**ASSIGNED TASK:** The data must be written out once more, precisely as given.
Start of INPUT MATERIAL
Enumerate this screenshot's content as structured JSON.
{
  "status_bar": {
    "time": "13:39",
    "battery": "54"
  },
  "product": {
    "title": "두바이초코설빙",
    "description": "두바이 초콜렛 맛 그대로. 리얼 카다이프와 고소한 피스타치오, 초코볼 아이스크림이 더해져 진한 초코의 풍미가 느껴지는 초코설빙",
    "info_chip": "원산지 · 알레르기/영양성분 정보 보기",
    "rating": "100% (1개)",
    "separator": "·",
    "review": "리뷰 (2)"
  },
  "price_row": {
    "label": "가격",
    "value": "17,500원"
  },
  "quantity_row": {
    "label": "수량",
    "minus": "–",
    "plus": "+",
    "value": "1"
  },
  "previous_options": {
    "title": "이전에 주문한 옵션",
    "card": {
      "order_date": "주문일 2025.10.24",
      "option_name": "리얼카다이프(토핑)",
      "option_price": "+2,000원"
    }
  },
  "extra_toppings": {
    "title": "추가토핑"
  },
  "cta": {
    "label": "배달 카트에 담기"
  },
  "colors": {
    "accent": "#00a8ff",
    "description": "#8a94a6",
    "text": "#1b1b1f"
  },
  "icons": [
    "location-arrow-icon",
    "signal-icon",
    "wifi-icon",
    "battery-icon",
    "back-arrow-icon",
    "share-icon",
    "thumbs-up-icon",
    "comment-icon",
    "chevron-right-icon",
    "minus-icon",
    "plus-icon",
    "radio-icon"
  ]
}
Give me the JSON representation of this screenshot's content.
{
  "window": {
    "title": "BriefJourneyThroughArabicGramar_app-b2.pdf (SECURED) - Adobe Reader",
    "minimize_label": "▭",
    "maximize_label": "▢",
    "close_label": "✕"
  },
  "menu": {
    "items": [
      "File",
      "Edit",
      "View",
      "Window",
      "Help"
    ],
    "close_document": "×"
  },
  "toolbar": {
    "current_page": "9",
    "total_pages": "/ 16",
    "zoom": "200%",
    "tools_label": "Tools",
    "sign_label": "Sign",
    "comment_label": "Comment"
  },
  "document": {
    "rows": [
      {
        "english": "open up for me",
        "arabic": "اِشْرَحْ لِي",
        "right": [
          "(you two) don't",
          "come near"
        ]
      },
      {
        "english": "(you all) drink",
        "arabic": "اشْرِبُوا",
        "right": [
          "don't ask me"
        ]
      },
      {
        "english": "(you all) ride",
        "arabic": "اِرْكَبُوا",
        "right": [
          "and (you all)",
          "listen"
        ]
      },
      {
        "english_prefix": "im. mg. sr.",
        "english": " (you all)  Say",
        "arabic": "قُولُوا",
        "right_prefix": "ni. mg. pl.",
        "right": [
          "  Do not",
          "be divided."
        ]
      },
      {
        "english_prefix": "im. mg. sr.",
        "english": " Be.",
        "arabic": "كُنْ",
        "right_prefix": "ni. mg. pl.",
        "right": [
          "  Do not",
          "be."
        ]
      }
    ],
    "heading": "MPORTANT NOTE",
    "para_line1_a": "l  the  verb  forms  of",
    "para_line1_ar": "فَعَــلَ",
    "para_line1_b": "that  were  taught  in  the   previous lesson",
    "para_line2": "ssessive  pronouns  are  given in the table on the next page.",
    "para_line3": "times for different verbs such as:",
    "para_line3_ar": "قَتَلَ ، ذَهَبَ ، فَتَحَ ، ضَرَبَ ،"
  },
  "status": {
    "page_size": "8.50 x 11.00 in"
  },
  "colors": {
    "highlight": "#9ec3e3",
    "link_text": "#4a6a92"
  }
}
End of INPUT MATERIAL
**ANSWER BOX:**
Enumerate this screenshot's content as structured JSON.
{
  "status_bar": {
    "time": "13:39",
    "battery": "54"
  },
  "product": {
    "title": "두바이초코설빙",
    "description": "두바이 초콜렛 맛 그대로. 리얼 카다이프와 고소한 피스타치오, 초코볼 아이스크림이 더해져 진한 초코의 풍미가 느껴지는 초코설빙",
    "info_chip": "원산지 · 알레르기/영양성분 정보 보기",
    "rating": "100% (1개)",
    "separator": "·",
    "review": "리뷰 (2)"
  },
  "price_row": {
    "label": "가격",
    "value": "17,500원"
  },
  "quantity_row": {
    "label": "수량",
    "minus": "–",
    "plus": "+",
    "value": "1"
  },
  "previous_options": {
    "title": "이전에 주문한 옵션",
    "card": {
      "order_date": "주문일 2025.10.24",
      "option_name": "리얼카다이프(토핑)",
      "option_price": "+2,000원"
    }
  },
  "extra_toppings": {
    "title": "추가토핑"
  },
  "cta": {
    "label": "배달 카트에 담기"
  },
  "colors": {
    "accent": "#00a8ff",
    "description": "#8a94a6",
    "text": "#1b1b1f"
  },
  "icons": [
    "location-arrow-icon",
    "signal-icon",
    "wifi-icon",
    "battery-icon",
    "back-arrow-icon",
    "share-icon",
    "thumbs-up-icon",
    "comment-icon",
    "chevron-right-icon",
    "minus-icon",
    "plus-icon",
    "radio-icon"
  ]
}
Give me the JSON representation of this screenshot's content.
{
  "window": {
    "title": "BriefJourneyThroughArabicGramar_app-b2.pdf (SECURED) - Adobe Reader",
    "minimize_label": "▭",
    "maximize_label": "▢",
    "close_label": "✕"
  },
  "menu": {
    "items": [
      "File",
      "Edit",
      "View",
      "Window",
      "Help"
    ],
    "close_document": "×"
  },
  "toolbar": {
    "current_page": "9",
    "total_pages": "/ 16",
    "zoom": "200%",
    "tools_label": "Tools",
    "sign_label": "Sign",
    "comment_label": "Comment"
  },
  "document": {
    "rows": [
      {
        "english": "open up for me",
        "arabic": "اِشْرَحْ لِي",
        "right": [
          "(you two) don't",
          "come near"
        ]
      },
      {
        "english": "(you all) drink",
        "arabic": "اشْرِبُوا",
        "right": [
          "don't ask me"
        ]
      },
      {
        "english": "(you all) ride",
        "arabic": "اِرْكَبُوا",
        "right": [
          "and (you all)",
          "listen"
        ]
      },
      {
        "english_prefix": "im. mg. sr.",
        "english": " (you all)  Say",
        "arabic": "قُولُوا",
        "right_prefix": "ni. mg. pl.",
        "right": [
          "  Do not",
          "be divided."
        ]
      },
      {
        "english_prefix": "im. mg. sr.",
        "english": " Be.",
        "arabic": "كُنْ",
        "right_prefix": "ni. mg. pl.",
        "right": [
          "  Do not",
          "be."
        ]
      }
    ],
    "heading": "MPORTANT NOTE",
    "para_line1_a": "l  the  verb  forms  of",
    "para_line1_ar": "فَعَــلَ",
    "para_line1_b": "that  were  taught  in  the   previous lesson",
    "para_line2": "ssessive  pronouns  are  given in the table on the next page.",
    "para_line3": "times for different verbs such as:",
    "para_line3_ar": "قَتَلَ ، ذَهَبَ ، فَتَحَ ، ضَرَبَ ،"
  },
  "status": {
    "page_size": "8.50 x 11.00 in"
  },
  "colors": {
    "highlight": "#9ec3e3",
    "link_text": "#4a6a92"
  }
}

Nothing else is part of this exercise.